_Exercise input_

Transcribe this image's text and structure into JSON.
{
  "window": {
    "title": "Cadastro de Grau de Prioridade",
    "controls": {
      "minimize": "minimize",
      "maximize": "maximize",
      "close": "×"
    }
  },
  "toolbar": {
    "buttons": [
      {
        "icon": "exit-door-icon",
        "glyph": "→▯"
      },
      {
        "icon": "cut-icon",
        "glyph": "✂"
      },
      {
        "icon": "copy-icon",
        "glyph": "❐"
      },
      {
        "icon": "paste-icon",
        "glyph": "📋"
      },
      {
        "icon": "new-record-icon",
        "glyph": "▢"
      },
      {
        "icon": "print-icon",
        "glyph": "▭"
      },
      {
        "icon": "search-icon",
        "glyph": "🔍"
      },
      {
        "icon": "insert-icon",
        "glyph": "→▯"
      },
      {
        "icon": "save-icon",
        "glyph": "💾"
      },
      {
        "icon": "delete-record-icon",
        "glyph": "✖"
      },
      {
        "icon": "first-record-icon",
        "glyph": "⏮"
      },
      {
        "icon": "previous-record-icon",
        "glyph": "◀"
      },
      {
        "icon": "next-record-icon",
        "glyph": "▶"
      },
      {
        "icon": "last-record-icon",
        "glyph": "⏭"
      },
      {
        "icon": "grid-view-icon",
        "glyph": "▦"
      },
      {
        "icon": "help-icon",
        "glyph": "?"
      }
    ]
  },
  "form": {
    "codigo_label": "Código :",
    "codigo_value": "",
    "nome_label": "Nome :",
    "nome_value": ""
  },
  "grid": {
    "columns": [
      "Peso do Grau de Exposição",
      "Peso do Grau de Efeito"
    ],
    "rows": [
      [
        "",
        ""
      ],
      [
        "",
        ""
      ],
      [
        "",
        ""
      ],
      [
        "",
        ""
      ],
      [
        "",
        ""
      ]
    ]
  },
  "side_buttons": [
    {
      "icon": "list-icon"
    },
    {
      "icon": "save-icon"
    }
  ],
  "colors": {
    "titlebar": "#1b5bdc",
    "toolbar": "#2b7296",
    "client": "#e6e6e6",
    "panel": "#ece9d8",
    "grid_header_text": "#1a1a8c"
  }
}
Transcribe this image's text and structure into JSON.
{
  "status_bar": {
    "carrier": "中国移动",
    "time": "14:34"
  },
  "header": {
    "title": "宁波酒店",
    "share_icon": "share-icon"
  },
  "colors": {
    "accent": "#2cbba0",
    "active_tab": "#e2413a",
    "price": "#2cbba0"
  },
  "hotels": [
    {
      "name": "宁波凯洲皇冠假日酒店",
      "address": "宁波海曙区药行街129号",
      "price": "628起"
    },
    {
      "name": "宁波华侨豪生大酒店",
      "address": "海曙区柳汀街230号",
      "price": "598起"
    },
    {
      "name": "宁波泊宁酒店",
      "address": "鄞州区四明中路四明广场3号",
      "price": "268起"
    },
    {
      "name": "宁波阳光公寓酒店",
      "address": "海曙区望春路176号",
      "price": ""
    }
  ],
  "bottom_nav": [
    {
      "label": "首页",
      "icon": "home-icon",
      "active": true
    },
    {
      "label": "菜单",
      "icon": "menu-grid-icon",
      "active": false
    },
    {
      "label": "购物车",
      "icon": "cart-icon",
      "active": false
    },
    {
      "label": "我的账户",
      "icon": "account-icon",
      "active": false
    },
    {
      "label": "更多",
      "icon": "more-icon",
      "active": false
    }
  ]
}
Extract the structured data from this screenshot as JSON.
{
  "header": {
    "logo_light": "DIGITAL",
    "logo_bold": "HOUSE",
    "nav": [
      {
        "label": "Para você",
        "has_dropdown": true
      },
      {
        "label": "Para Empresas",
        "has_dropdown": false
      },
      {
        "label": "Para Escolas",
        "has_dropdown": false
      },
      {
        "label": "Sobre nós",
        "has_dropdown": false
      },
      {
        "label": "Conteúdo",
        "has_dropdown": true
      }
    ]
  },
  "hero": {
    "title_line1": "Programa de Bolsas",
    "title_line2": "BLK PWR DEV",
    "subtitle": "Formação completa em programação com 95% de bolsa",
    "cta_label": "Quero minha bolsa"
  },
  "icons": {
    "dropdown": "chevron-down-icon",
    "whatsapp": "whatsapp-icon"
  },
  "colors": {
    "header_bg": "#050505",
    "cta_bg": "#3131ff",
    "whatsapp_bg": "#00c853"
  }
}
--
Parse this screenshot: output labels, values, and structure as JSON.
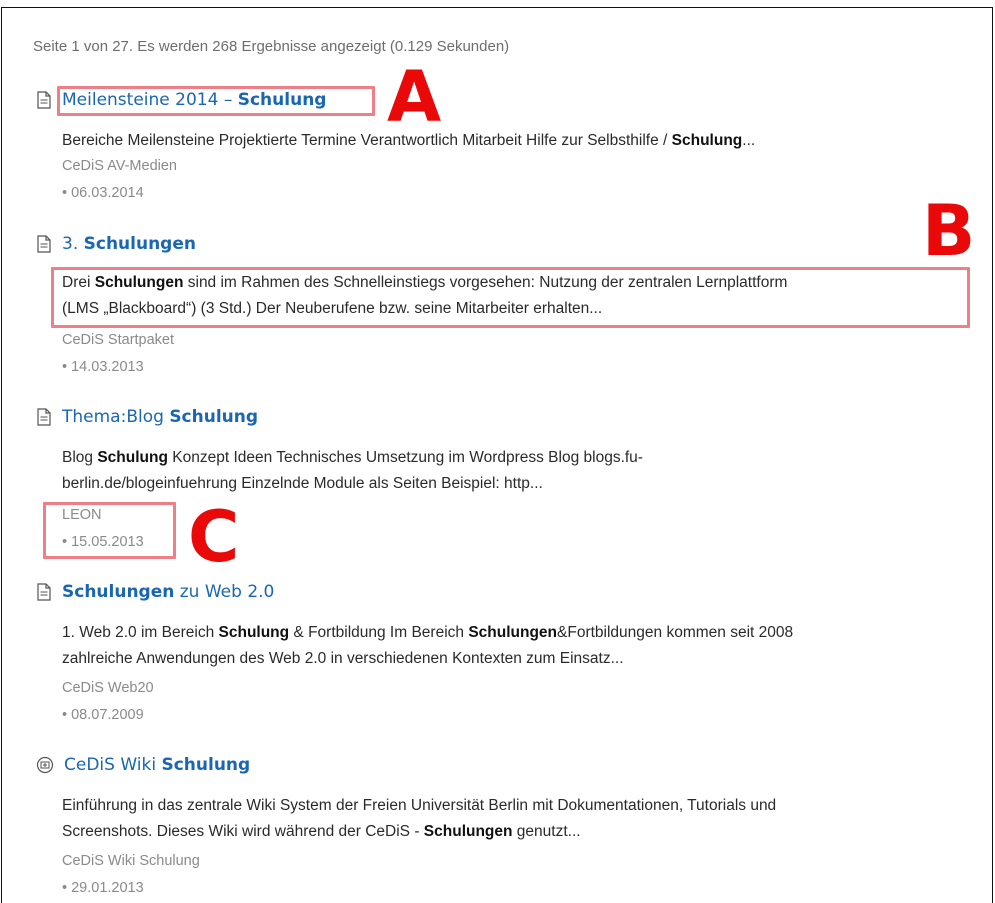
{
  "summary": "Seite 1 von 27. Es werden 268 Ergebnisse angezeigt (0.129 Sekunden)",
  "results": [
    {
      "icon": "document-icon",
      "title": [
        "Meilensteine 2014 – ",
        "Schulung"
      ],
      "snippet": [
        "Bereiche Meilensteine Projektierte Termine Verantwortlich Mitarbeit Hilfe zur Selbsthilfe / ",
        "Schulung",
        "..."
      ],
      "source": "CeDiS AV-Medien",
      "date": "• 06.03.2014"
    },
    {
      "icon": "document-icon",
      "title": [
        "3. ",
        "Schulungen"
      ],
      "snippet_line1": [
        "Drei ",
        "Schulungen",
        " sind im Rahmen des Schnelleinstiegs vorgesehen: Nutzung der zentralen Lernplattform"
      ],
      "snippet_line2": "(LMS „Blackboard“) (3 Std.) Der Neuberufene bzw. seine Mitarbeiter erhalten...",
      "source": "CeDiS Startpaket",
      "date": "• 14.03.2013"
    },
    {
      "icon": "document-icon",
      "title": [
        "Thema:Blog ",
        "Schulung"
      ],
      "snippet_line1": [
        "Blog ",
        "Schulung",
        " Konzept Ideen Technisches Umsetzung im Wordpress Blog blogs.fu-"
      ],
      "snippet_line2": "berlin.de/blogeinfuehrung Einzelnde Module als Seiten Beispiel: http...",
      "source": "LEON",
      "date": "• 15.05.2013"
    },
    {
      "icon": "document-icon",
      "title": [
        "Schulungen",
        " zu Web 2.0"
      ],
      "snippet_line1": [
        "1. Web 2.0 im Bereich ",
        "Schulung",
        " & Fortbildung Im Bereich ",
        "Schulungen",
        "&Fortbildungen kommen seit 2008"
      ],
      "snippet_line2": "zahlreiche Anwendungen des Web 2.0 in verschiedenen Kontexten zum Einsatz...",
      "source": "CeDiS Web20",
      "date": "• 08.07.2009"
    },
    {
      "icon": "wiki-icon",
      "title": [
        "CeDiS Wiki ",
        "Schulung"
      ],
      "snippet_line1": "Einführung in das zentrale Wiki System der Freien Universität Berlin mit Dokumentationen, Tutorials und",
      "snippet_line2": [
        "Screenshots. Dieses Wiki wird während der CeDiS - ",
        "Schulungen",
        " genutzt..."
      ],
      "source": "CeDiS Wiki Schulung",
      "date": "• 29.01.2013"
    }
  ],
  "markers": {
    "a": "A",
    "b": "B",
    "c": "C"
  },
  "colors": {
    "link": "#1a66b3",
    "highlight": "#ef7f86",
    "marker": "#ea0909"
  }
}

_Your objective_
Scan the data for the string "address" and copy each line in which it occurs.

_Answer space_
      "address": "宁波海曙区药行街129号",
      "address": "海曙区柳汀街230号",
      "address": "鄞州区四明中路四明广场3号",
      "address": "海曙区望春路176号",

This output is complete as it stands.